The second thought is that for orchestras currently in a music director search, it feels urgent to take a fresh look at the job description. Is it aligned with your mission and goals and what you want to achieve in the coming years? What should be included to position an incoming music director as a true civic leader? What responsibilities might be let go to allow them the space to flourish as citizen musicians? I don’t know what Jonathon Heyward’s job description looks like at the Baltimore Symphony Orchestra, but from the outside, one observes that he is not only a conductor of exquisite finesse and skill but also has an unusual opportunity to create new conversations and relationships with a majority Black community that will finally see themselves represented on stage.
Another idea is to reconsider a variation of the “war room” approach made most famous by the Atlanta Symphony Orchestra. Esa-Pekka Salonen introduced a variant of this at the San Francisco Symphony with his diverse collective of Collaborative Partners, each one of whom brings a different perspective and lived experience to the table. I can imagine a scenario of a music director working alongside an Artistic Catalyst (like Daniel Bernard Roumain at the New Jersey Symphony) and an inventive popular programming conductor (like Sarah Hicks at the Minnesota Orchestra). That would be an indomitable trifecta that would excitingly erase boundaries between artistic planning, audience development, and community engagement (as I discussed in my June Symphony article Forward Together)—but only if creative control and leadership was willing to be genuinely shared (see my recent Symphony interview with Oskar Eustis).
Being a music director is hard. It takes courage to stand up every week in front of a large group of brilliant musicians and then lay yourself artistically bare with hundreds of audience members behind your back. Conductors suffer the slings and arrows of public criticism on a regular basis, and almost none of us knows what it feels like. We need our organizations to be led by courageous artists who bring intellectual capital, new ideas, and deep musical insight. But it’s critical that they also envision their role as lying in service to orchestras’ broader strategic needs.

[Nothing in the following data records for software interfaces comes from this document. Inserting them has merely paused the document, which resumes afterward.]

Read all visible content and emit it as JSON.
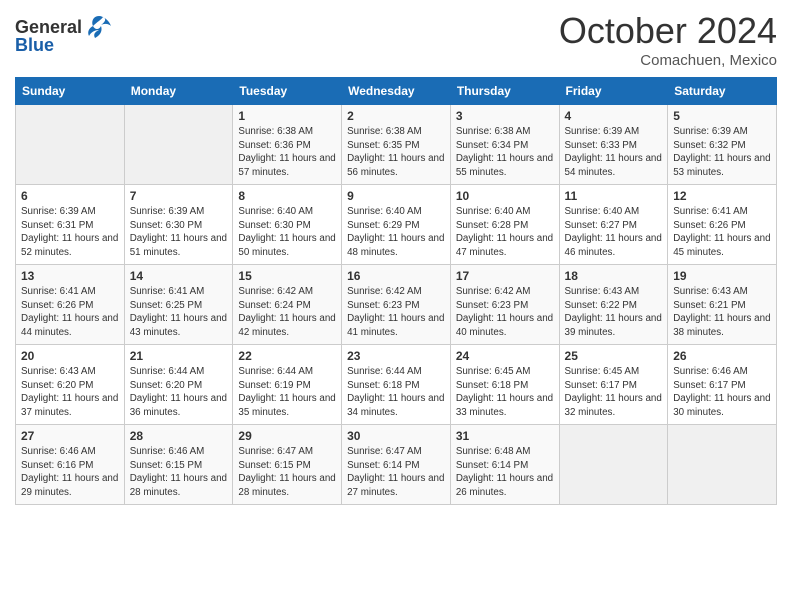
{
  "header": {
    "logo": {
      "general": "General",
      "blue": "Blue"
    },
    "title": "October 2024",
    "location": "Comachuen, Mexico"
  },
  "calendar": {
    "weekdays": [
      "Sunday",
      "Monday",
      "Tuesday",
      "Wednesday",
      "Thursday",
      "Friday",
      "Saturday"
    ],
    "weeks": [
      [
        {
          "day": "",
          "empty": true
        },
        {
          "day": "",
          "empty": true
        },
        {
          "day": "1",
          "sunrise": "Sunrise: 6:38 AM",
          "sunset": "Sunset: 6:36 PM",
          "daylight": "Daylight: 11 hours and 57 minutes."
        },
        {
          "day": "2",
          "sunrise": "Sunrise: 6:38 AM",
          "sunset": "Sunset: 6:35 PM",
          "daylight": "Daylight: 11 hours and 56 minutes."
        },
        {
          "day": "3",
          "sunrise": "Sunrise: 6:38 AM",
          "sunset": "Sunset: 6:34 PM",
          "daylight": "Daylight: 11 hours and 55 minutes."
        },
        {
          "day": "4",
          "sunrise": "Sunrise: 6:39 AM",
          "sunset": "Sunset: 6:33 PM",
          "daylight": "Daylight: 11 hours and 54 minutes."
        },
        {
          "day": "5",
          "sunrise": "Sunrise: 6:39 AM",
          "sunset": "Sunset: 6:32 PM",
          "daylight": "Daylight: 11 hours and 53 minutes."
        }
      ],
      [
        {
          "day": "6",
          "sunrise": "Sunrise: 6:39 AM",
          "sunset": "Sunset: 6:31 PM",
          "daylight": "Daylight: 11 hours and 52 minutes."
        },
        {
          "day": "7",
          "sunrise": "Sunrise: 6:39 AM",
          "sunset": "Sunset: 6:30 PM",
          "daylight": "Daylight: 11 hours and 51 minutes."
        },
        {
          "day": "8",
          "sunrise": "Sunrise: 6:40 AM",
          "sunset": "Sunset: 6:30 PM",
          "daylight": "Daylight: 11 hours and 50 minutes."
        },
        {
          "day": "9",
          "sunrise": "Sunrise: 6:40 AM",
          "sunset": "Sunset: 6:29 PM",
          "daylight": "Daylight: 11 hours and 48 minutes."
        },
        {
          "day": "10",
          "sunrise": "Sunrise: 6:40 AM",
          "sunset": "Sunset: 6:28 PM",
          "daylight": "Daylight: 11 hours and 47 minutes."
        },
        {
          "day": "11",
          "sunrise": "Sunrise: 6:40 AM",
          "sunset": "Sunset: 6:27 PM",
          "daylight": "Daylight: 11 hours and 46 minutes."
        },
        {
          "day": "12",
          "sunrise": "Sunrise: 6:41 AM",
          "sunset": "Sunset: 6:26 PM",
          "daylight": "Daylight: 11 hours and 45 minutes."
        }
      ],
      [
        {
          "day": "13",
          "sunrise": "Sunrise: 6:41 AM",
          "sunset": "Sunset: 6:26 PM",
          "daylight": "Daylight: 11 hours and 44 minutes."
        },
        {
          "day": "14",
          "sunrise": "Sunrise: 6:41 AM",
          "sunset": "Sunset: 6:25 PM",
          "daylight": "Daylight: 11 hours and 43 minutes."
        },
        {
          "day": "15",
          "sunrise": "Sunrise: 6:42 AM",
          "sunset": "Sunset: 6:24 PM",
          "daylight": "Daylight: 11 hours and 42 minutes."
        },
        {
          "day": "16",
          "sunrise": "Sunrise: 6:42 AM",
          "sunset": "Sunset: 6:23 PM",
          "daylight": "Daylight: 11 hours and 41 minutes."
        },
        {
          "day": "17",
          "sunrise": "Sunrise: 6:42 AM",
          "sunset": "Sunset: 6:23 PM",
          "daylight": "Daylight: 11 hours and 40 minutes."
        },
        {
          "day": "18",
          "sunrise": "Sunrise: 6:43 AM",
          "sunset": "Sunset: 6:22 PM",
          "daylight": "Daylight: 11 hours and 39 minutes."
        },
        {
          "day": "19",
          "sunrise": "Sunrise: 6:43 AM",
          "sunset": "Sunset: 6:21 PM",
          "daylight": "Daylight: 11 hours and 38 minutes."
        }
      ],
      [
        {
          "day": "20",
          "sunrise": "Sunrise: 6:43 AM",
          "sunset": "Sunset: 6:20 PM",
          "daylight": "Daylight: 11 hours and 37 minutes."
        },
        {
          "day": "21",
          "sunrise": "Sunrise: 6:44 AM",
          "sunset": "Sunset: 6:20 PM",
          "daylight": "Daylight: 11 hours and 36 minutes."
        },
        {
          "day": "22",
          "sunrise": "Sunrise: 6:44 AM",
          "sunset": "Sunset: 6:19 PM",
          "daylight": "Daylight: 11 hours and 35 minutes."
        },
        {
          "day": "23",
          "sunrise": "Sunrise: 6:44 AM",
          "sunset": "Sunset: 6:18 PM",
          "daylight": "Daylight: 11 hours and 34 minutes."
        },
        {
          "day": "24",
          "sunrise": "Sunrise: 6:45 AM",
          "sunset": "Sunset: 6:18 PM",
          "daylight": "Daylight: 11 hours and 33 minutes."
        },
        {
          "day": "25",
          "sunrise": "Sunrise: 6:45 AM",
          "sunset": "Sunset: 6:17 PM",
          "daylight": "Daylight: 11 hours and 32 minutes."
        },
        {
          "day": "26",
          "sunrise": "Sunrise: 6:46 AM",
          "sunset": "Sunset: 6:17 PM",
          "daylight": "Daylight: 11 hours and 30 minutes."
        }
      ],
      [
        {
          "day": "27",
          "sunrise": "Sunrise: 6:46 AM",
          "sunset": "Sunset: 6:16 PM",
          "daylight": "Daylight: 11 hours and 29 minutes."
        },
        {
          "day": "28",
          "sunrise": "Sunrise: 6:46 AM",
          "sunset": "Sunset: 6:15 PM",
          "daylight": "Daylight: 11 hours and 28 minutes."
        },
        {
          "day": "29",
          "sunrise": "Sunrise: 6:47 AM",
          "sunset": "Sunset: 6:15 PM",
          "daylight": "Daylight: 11 hours and 28 minutes."
        },
        {
          "day": "30",
          "sunrise": "Sunrise: 6:47 AM",
          "sunset": "Sunset: 6:14 PM",
          "daylight": "Daylight: 11 hours and 27 minutes."
        },
        {
          "day": "31",
          "sunrise": "Sunrise: 6:48 AM",
          "sunset": "Sunset: 6:14 PM",
          "daylight": "Daylight: 11 hours and 26 minutes."
        },
        {
          "day": "",
          "empty": true
        },
        {
          "day": "",
          "empty": true
        }
      ]
    ]
  }
}
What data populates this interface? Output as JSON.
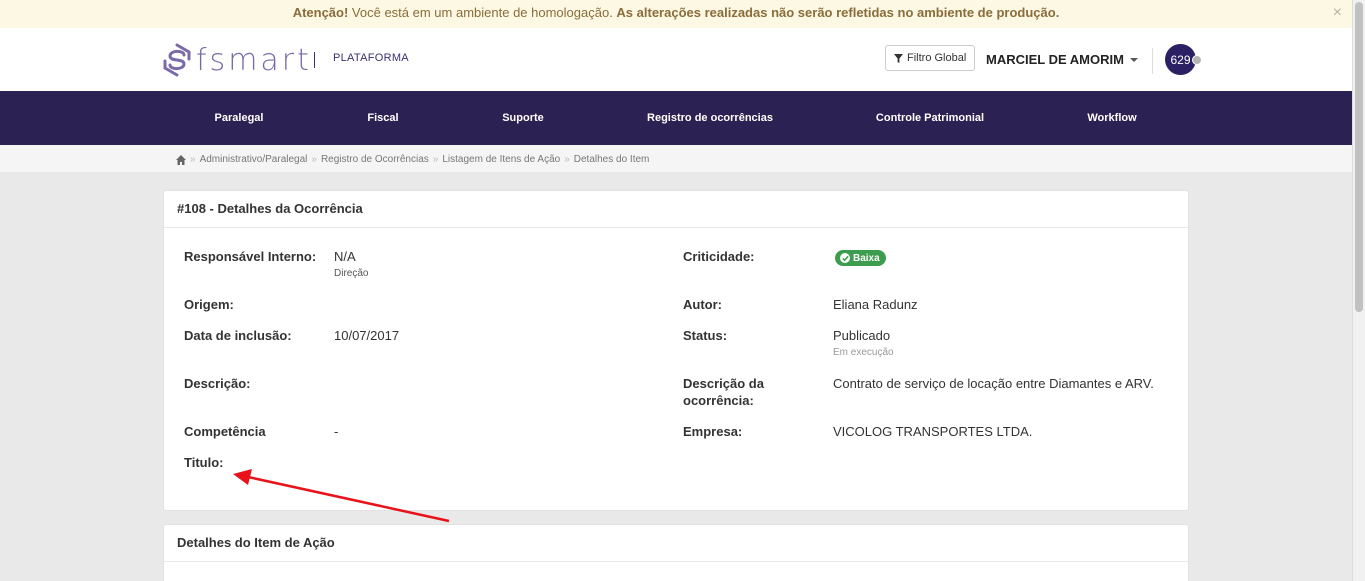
{
  "alert": {
    "strong": "Atenção!",
    "text": " Você está em um ambiente de homologação. ",
    "strong2": "As alterações realizadas não serão refletidas no ambiente de produção.",
    "close": "×"
  },
  "header": {
    "logo_text": "fsmart",
    "platform": "PLATAFORMA",
    "filter_button": "Filtro Global",
    "user_name": "MARCIEL DE AMORIM",
    "badge_count": "629"
  },
  "nav": {
    "items": [
      {
        "label": "Paralegal"
      },
      {
        "label": "Fiscal"
      },
      {
        "label": "Suporte"
      },
      {
        "label": "Registro de ocorrências"
      },
      {
        "label": "Controle Patrimonial"
      },
      {
        "label": "Workflow"
      }
    ]
  },
  "breadcrumb": {
    "items": [
      {
        "label": "Administrativo/Paralegal"
      },
      {
        "label": "Registro de Ocorrências"
      },
      {
        "label": "Listagem de Itens de Ação"
      },
      {
        "label": "Detalhes do Item"
      }
    ],
    "separator": "»"
  },
  "details": {
    "title": "#108 - Detalhes da Ocorrência",
    "responsavel_label": "Responsável Interno:",
    "responsavel_value": "N/A",
    "responsavel_sub": "Direção",
    "criticidade_label": "Criticidade:",
    "criticidade_value": "Baixa",
    "origem_label": "Origem:",
    "autor_label": "Autor:",
    "autor_value": "Eliana Radunz",
    "data_label": "Data de inclusão:",
    "data_value": "10/07/2017",
    "status_label": "Status:",
    "status_value": "Publicado",
    "status_sub": "Em execução",
    "descricao_label": "Descrição:",
    "descricao_ocorrencia_label_1": "Descrição da",
    "descricao_ocorrencia_label_2": "ocorrência:",
    "descricao_ocorrencia_value": "Contrato de serviço de locação entre Diamantes e ARV.",
    "competencia_label": "Competência",
    "competencia_value": "-",
    "empresa_label": "Empresa:",
    "empresa_value": "VICOLOG TRANSPORTES LTDA.",
    "titulo_label": "Titulo:"
  },
  "item_panel": {
    "title": "Detalhes do Item de Ação"
  },
  "colors": {
    "nav_bg": "#2b2152",
    "badge_green": "#3c9d4e",
    "annotation_arrow": "#e8121b"
  }
}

We need our organizations to be led by courageous artists who bring intellectual capital, new ideas, and deep musical insight. But it’s critical that they also envision their role as in service to orchestras’ broader strategic needs.

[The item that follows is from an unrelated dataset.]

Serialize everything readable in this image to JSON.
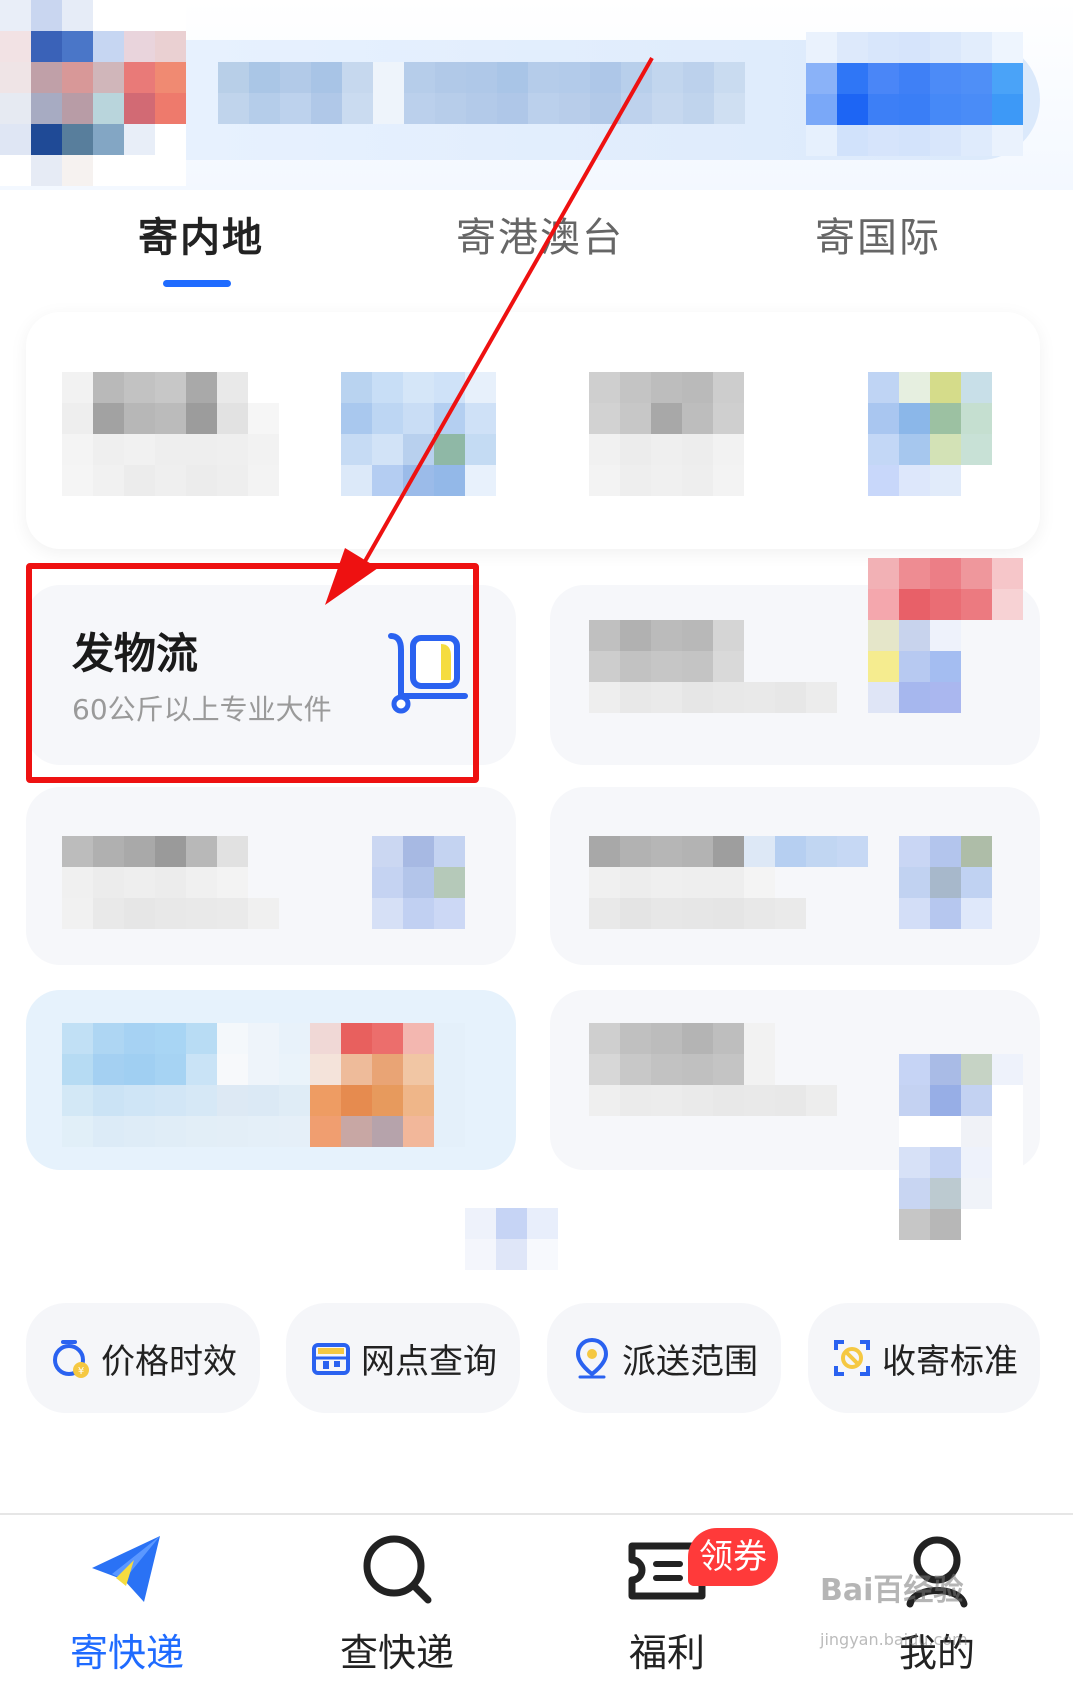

A recent article about the New Haven Symphony Orchestra featured Music Director Alasdair Neale talking about his stimulating and diverse programming. Memorably, the article quotes Neale as saying that in making programming choices, a music director is beholden to themselves, to the audience, and to the orchestra—“with my own desires being lowest on that list.” That’s refreshing. I wish he had included community in that list, but the sentiment is nonetheless remarkable.
Personally, I’m always going to love watching videos of conductors on YouTube (a late-night addiction I willingly admit to), but it’s a sobering reality that few of the great artists of the past would be well equipped for the role of a music director working in America today. The door is open for us to redefine our understanding of the artistic leadership we need today.